A new exhibit at the U’s College of Social Work will bring awareness to thousands of missing and murdered indigenous women.

earringsSing Our Rivers Red” will be on display at the College of Social Work in March, and features nearly 2,000 earrings, each one symbolizing a victim of gender-based violence against an indigenous woman. Letters from families who donated the earrings are included, many telling the stories of lost loved ones.

The exhibition, part of a larger initiative called “Sing Our Rivers Red,” was started by Tanaya Winder and Hannabah Blue.

Winder is director of the University of Colorado at Boulder’s Upward Bound program and an adjunct professor at the University of New Mexico. Blue works as a public health services project manager and serves on the Board of Directors of Café Cultura, a non-profit organization that promotes creative expression and leadership among indigenous and Latino youth through oral traditions of storytelling, spoken word and poetry.

“Bringing awareness about murdered and missing indigenous women addresses the pervasive ideology that native and indigenous women are not valuable and that they are expendable,” Blue said of the exhibit. “The traveling art exhibit does so much to remind each of us of the women who are lost to this ideology.”

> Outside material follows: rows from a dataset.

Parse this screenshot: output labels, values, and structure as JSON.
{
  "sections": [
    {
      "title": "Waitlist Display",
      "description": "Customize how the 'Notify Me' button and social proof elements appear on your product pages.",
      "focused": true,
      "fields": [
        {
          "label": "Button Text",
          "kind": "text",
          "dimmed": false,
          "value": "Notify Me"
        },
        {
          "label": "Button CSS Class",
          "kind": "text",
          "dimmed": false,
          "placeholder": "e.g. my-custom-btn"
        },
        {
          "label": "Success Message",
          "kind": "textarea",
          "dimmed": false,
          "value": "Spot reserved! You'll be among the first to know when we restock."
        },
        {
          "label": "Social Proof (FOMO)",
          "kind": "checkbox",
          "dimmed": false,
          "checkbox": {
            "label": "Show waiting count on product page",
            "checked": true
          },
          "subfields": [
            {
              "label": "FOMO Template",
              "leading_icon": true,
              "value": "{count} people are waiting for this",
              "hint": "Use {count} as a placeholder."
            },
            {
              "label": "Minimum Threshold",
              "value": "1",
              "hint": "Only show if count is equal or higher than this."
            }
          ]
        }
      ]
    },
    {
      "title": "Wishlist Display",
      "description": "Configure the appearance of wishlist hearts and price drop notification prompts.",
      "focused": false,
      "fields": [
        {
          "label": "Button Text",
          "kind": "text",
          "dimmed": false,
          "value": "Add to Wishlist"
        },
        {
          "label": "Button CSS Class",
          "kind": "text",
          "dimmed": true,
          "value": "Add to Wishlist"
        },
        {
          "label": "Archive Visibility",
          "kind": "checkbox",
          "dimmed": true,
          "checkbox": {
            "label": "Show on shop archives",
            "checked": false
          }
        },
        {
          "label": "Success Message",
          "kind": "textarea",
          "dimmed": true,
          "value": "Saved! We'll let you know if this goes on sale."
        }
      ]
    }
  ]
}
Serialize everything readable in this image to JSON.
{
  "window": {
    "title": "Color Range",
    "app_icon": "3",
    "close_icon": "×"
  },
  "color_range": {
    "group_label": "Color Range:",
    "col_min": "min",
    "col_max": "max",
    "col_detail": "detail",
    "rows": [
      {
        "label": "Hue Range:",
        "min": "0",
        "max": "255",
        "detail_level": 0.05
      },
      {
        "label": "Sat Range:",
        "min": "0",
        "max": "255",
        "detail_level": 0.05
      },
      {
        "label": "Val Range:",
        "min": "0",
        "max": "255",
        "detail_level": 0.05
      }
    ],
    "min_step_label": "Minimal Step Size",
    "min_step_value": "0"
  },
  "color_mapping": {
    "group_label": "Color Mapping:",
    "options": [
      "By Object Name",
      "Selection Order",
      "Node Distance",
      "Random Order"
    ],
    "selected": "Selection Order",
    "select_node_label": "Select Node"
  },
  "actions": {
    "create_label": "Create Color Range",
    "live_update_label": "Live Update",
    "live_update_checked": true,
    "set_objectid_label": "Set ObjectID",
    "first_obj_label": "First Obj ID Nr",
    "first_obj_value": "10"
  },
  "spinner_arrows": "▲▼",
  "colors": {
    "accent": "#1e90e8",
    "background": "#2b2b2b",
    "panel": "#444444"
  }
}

Since 1980, over 1,181 native women and girls in Canada have been reported missing or have been murdered, according to the event organizers.

“There are more than 3 billion women in the world,” said Dena Ned, director of the American Indian Social Work Program at the College of Social Work.  “It’s estimated that one in three women will experience violence in their lifetime. For indigenous and aboriginal women, it’s happening in much greater proportions.”

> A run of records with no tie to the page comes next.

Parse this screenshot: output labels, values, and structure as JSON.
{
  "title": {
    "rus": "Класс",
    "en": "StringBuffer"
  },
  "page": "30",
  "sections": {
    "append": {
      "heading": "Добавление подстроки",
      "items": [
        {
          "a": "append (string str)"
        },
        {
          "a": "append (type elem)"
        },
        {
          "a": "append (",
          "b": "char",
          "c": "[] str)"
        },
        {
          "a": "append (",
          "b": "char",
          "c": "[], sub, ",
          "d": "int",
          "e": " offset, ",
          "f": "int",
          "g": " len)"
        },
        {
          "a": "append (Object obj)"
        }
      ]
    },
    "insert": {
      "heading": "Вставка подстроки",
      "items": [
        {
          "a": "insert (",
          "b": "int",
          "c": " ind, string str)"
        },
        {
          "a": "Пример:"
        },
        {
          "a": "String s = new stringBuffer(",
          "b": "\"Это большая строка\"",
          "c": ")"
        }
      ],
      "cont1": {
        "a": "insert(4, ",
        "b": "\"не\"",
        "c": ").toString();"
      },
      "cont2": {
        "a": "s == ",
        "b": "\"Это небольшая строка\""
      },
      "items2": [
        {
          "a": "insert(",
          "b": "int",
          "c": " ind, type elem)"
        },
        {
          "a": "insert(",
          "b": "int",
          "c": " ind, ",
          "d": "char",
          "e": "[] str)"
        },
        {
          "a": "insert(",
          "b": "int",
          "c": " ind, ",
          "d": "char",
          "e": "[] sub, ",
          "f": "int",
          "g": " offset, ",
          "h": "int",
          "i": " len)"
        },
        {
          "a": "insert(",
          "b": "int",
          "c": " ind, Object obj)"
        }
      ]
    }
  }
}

“Far too often, indigenous women are invisible victims,” Ned said.  “There are few resources to help indigenous women out of violent situations, so they go missing and their families have no idea where they’ve gone.” Ned explains the “Sing Our Rivers Red” exhibit has been on her mind since she initiated a contribution of donated earrings for the exhibit from U students, faculty and staff.  When she saw the completed exhibit, she wanted to bring it to Salt Lake City.

“This is not just an indigenous issue. This is an issue of justice,” said Ned.

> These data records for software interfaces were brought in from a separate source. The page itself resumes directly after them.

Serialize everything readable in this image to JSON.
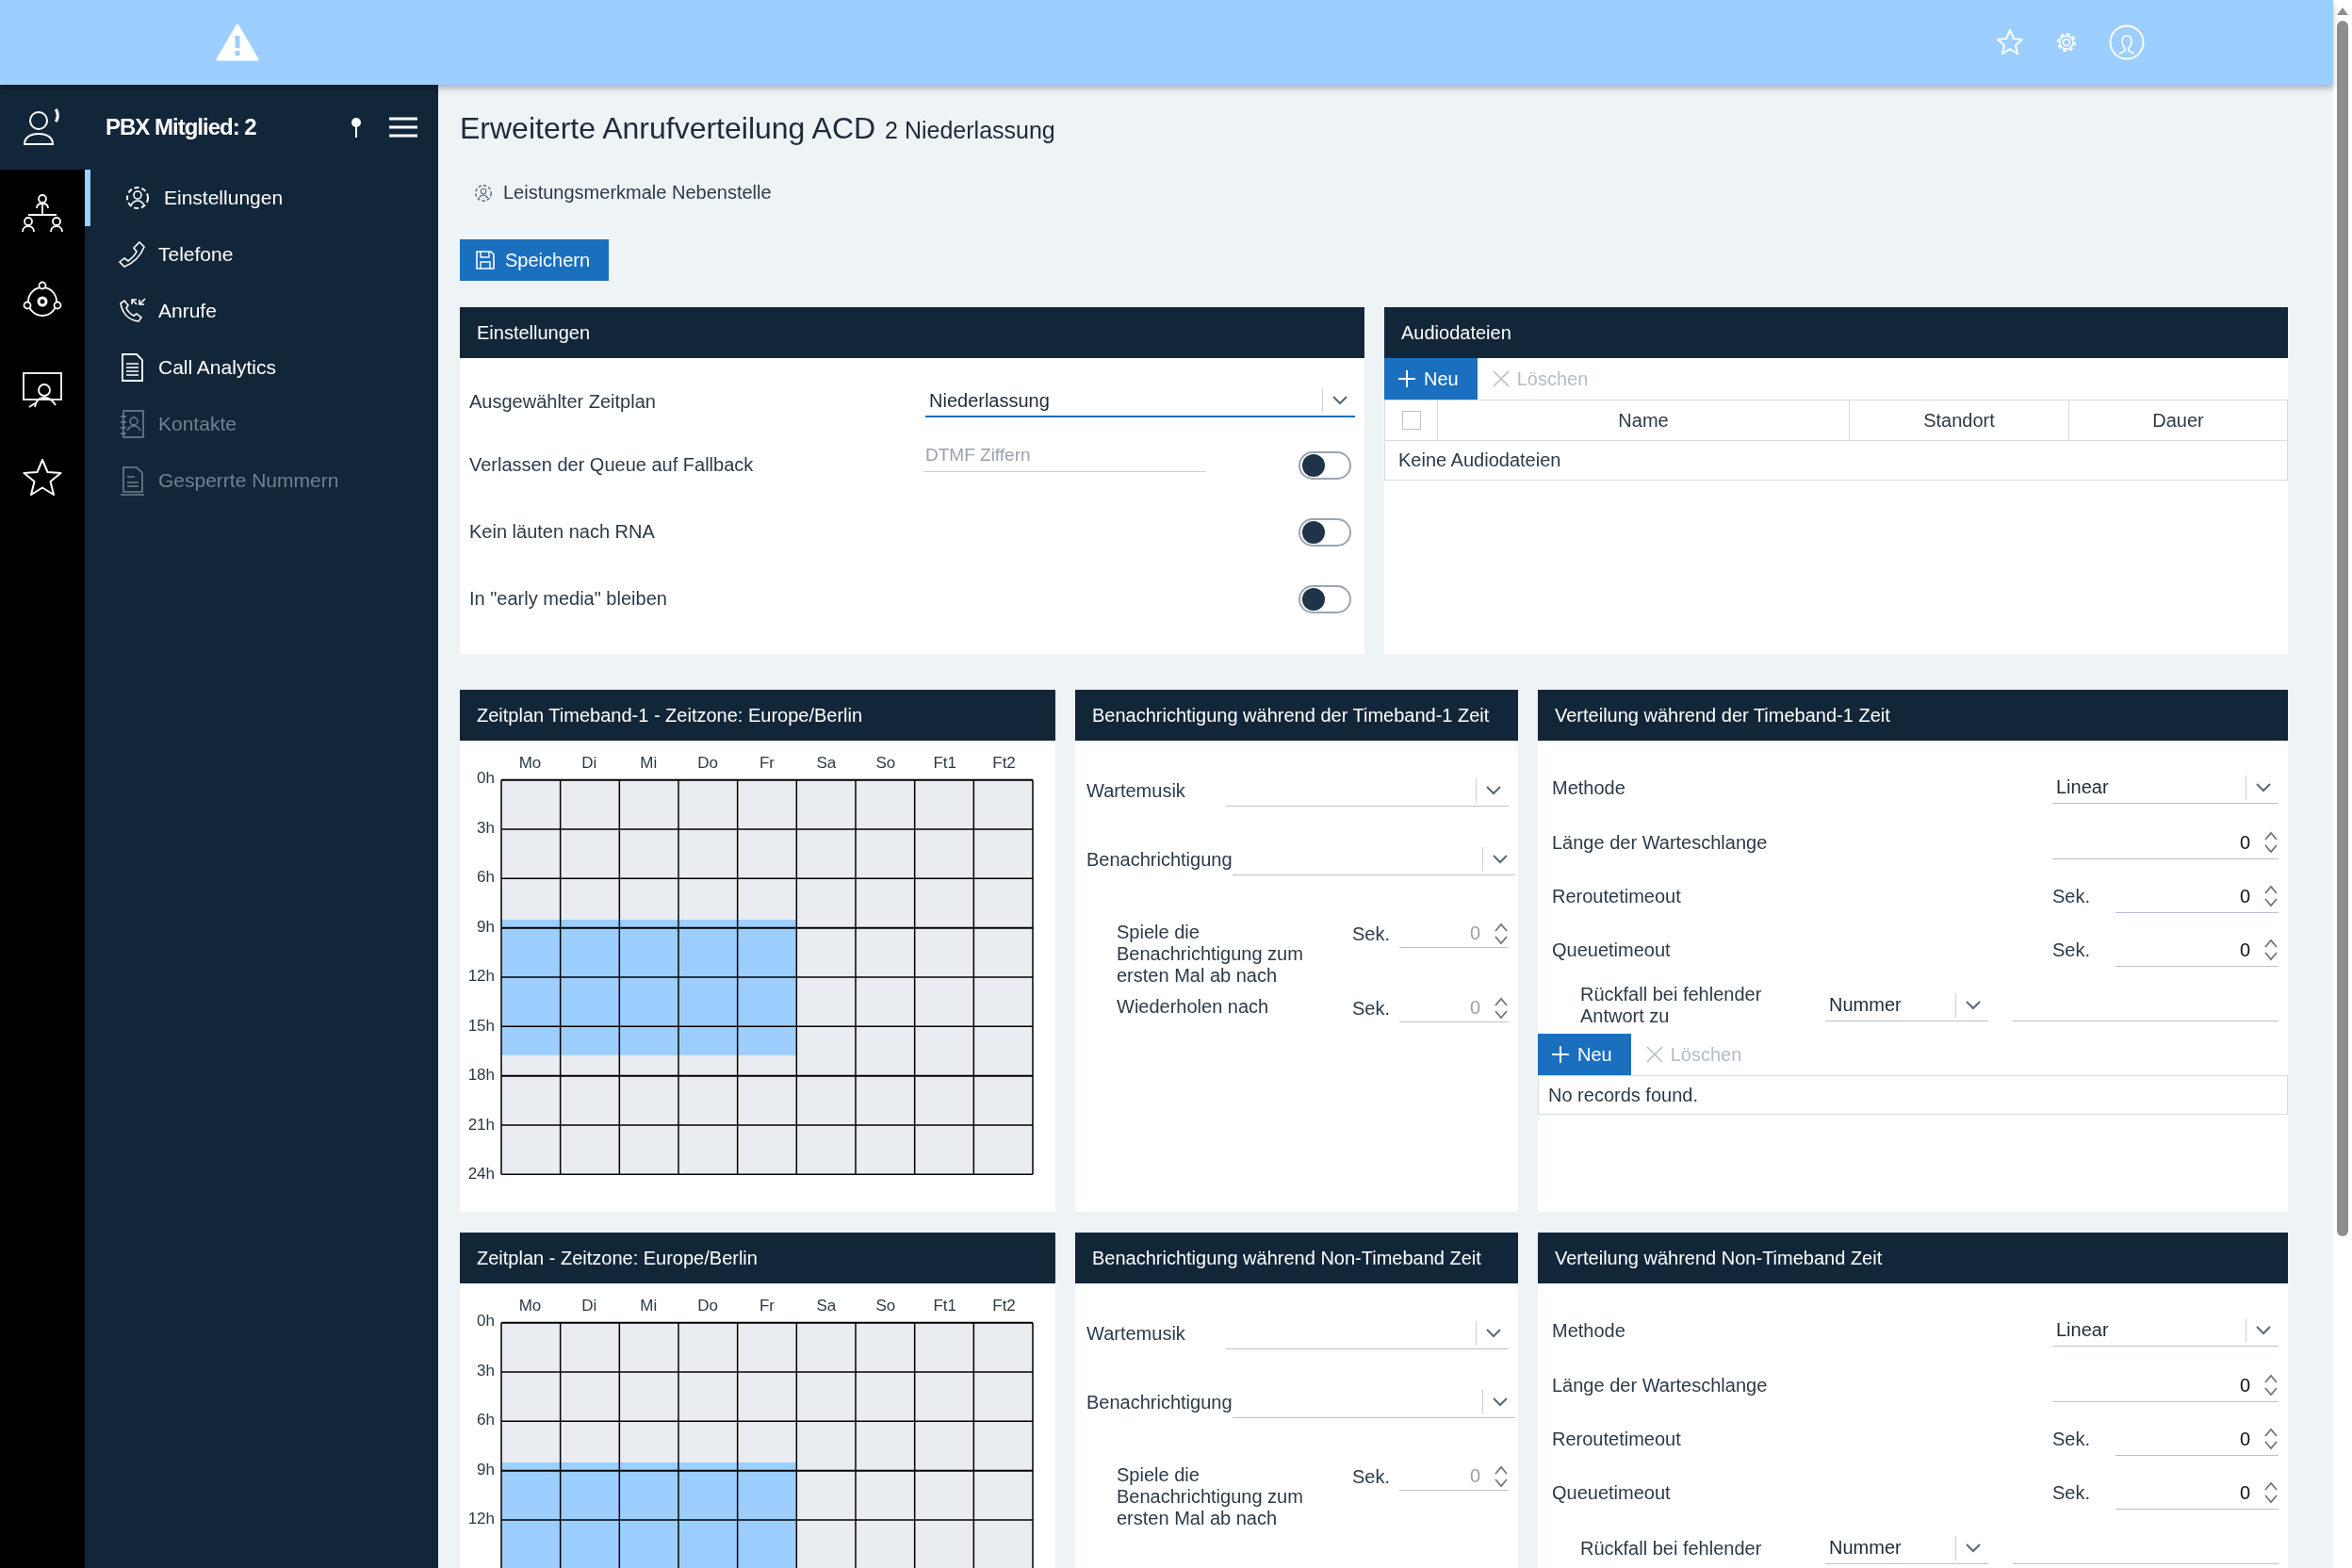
{
  "sidebar": {
    "title": "PBX Mitglied: 2",
    "items": [
      {
        "label": "Einstellungen",
        "selected": true,
        "disabled": false
      },
      {
        "label": "Telefone",
        "selected": false,
        "disabled": false
      },
      {
        "label": "Anrufe",
        "selected": false,
        "disabled": false
      },
      {
        "label": "Call Analytics",
        "selected": false,
        "disabled": false
      },
      {
        "label": "Kontakte",
        "selected": false,
        "disabled": true
      },
      {
        "label": "Gesperrte Nummern",
        "selected": false,
        "disabled": true
      }
    ]
  },
  "page": {
    "title": "Erweiterte Anrufverteilung ACD",
    "subtitle": "2 Niederlassung",
    "feature_link": "Leistungsmerkmale Nebenstelle",
    "save_button": "Speichern"
  },
  "settings": {
    "title": "Einstellungen",
    "rows": [
      {
        "kind": "select",
        "label": "Ausgewählter Zeitplan",
        "value": "Niederlassung",
        "focused": true
      },
      {
        "kind": "toggle",
        "label": "Verlassen der Queue auf Fallback",
        "placeholder": "DTMF Ziffern",
        "on": false
      },
      {
        "kind": "toggle",
        "label": "Kein läuten nach RNA",
        "on": false
      },
      {
        "kind": "toggle",
        "label": "In \"early media\" bleiben",
        "on": false
      }
    ]
  },
  "audio": {
    "title": "Audiodateien",
    "new_button": "Neu",
    "delete_button": {
      "label": "Löschen",
      "disabled": true
    },
    "select_all": {
      "checked": false
    },
    "columns": [
      "Name",
      "Standort",
      "Dauer"
    ],
    "empty": "Keine Audiodateien"
  },
  "sections": [
    {
      "schedule": {
        "title": "Zeitplan Timeband-1 - Zeitzone: Europe/Berlin",
        "days": [
          {
            "label": "Mo",
            "active": true
          },
          {
            "label": "Di",
            "active": true
          },
          {
            "label": "Mi",
            "active": true
          },
          {
            "label": "Do",
            "active": true
          },
          {
            "label": "Fr",
            "active": true
          },
          {
            "label": "Sa",
            "active": false
          },
          {
            "label": "So",
            "active": false
          },
          {
            "label": "Ft1",
            "active": false
          },
          {
            "label": "Ft2",
            "active": false
          }
        ],
        "hours": [
          "0h",
          "3h",
          "6h",
          "9h",
          "12h",
          "15h",
          "18h",
          "21h",
          "24h"
        ]
      },
      "notification": {
        "title": "Benachrichtigung während der Timeband-1 Zeit",
        "selects": [
          {
            "label": "Wartemusik"
          },
          {
            "label": "Benachrichtigung"
          }
        ],
        "timers": [
          {
            "label": "Spiele die Benachrichtigung zum ersten Mal ab nach",
            "unit": "Sek.",
            "value": "0",
            "disabled": true
          },
          {
            "label": "Wiederholen nach",
            "unit": "Sek.",
            "value": "0",
            "disabled": true
          }
        ]
      },
      "distribution": {
        "title": "Verteilung während der Timeband-1 Zeit",
        "method": {
          "label": "Methode",
          "value": "Linear"
        },
        "numbers": [
          {
            "label": "Länge der Warteschlange",
            "value": "0"
          },
          {
            "label": "Reroutetimeout",
            "unit": "Sek.",
            "value": "0"
          },
          {
            "label": "Queuetimeout",
            "unit": "Sek.",
            "value": "0"
          }
        ],
        "fallback": {
          "label": "Rückfall bei fehlender Antwort zu",
          "value": "Nummer"
        },
        "new_button": "Neu",
        "delete_button": {
          "label": "Löschen",
          "disabled": true
        },
        "empty": "No records found."
      }
    },
    {
      "schedule": {
        "title": "Zeitplan - Zeitzone: Europe/Berlin",
        "days": [
          {
            "label": "Mo",
            "active": true
          },
          {
            "label": "Di",
            "active": true
          },
          {
            "label": "Mi",
            "active": true
          },
          {
            "label": "Do",
            "active": true
          },
          {
            "label": "Fr",
            "active": true
          },
          {
            "label": "Sa",
            "active": false
          },
          {
            "label": "So",
            "active": false
          },
          {
            "label": "Ft1",
            "active": false
          },
          {
            "label": "Ft2",
            "active": false
          }
        ],
        "hours": [
          "0h",
          "3h",
          "6h",
          "9h",
          "12h"
        ]
      },
      "notification": {
        "title": "Benachrichtigung während Non-Timeband Zeit",
        "selects": [
          {
            "label": "Wartemusik"
          },
          {
            "label": "Benachrichtigung"
          }
        ],
        "timers": [
          {
            "label": "Spiele die Benachrichtigung zum ersten Mal ab nach",
            "unit": "Sek.",
            "value": "0",
            "disabled": true
          }
        ]
      },
      "distribution": {
        "title": "Verteilung während Non-Timeband Zeit",
        "method": {
          "label": "Methode",
          "value": "Linear"
        },
        "numbers": [
          {
            "label": "Länge der Warteschlange",
            "value": "0"
          },
          {
            "label": "Reroutetimeout",
            "unit": "Sek.",
            "value": "0"
          },
          {
            "label": "Queuetimeout",
            "unit": "Sek.",
            "value": "0"
          }
        ],
        "fallback": {
          "label": "Rückfall bei fehlender",
          "value": "Nummer"
        }
      }
    }
  ]
}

The exhibit will be open to the public on Friday, March 25, beginning at noon.  The film “Highway of Tears” will be screened at 4 p.m, which will be followed by a panel discussion.  The exhibit, film screening and panel discussion will all be held in the College of Social Work’s Okazaki Community Meeting Room (155-B).

The event at the College of Social Work is held in conjunction with Women’s Week activities at the U and is co-sponsored by the Utah Education Network and the Urban Indian Center of Salt

The event at the College of Social Work is held in conjunction with Women’s Week activities at the school.

Learn more here.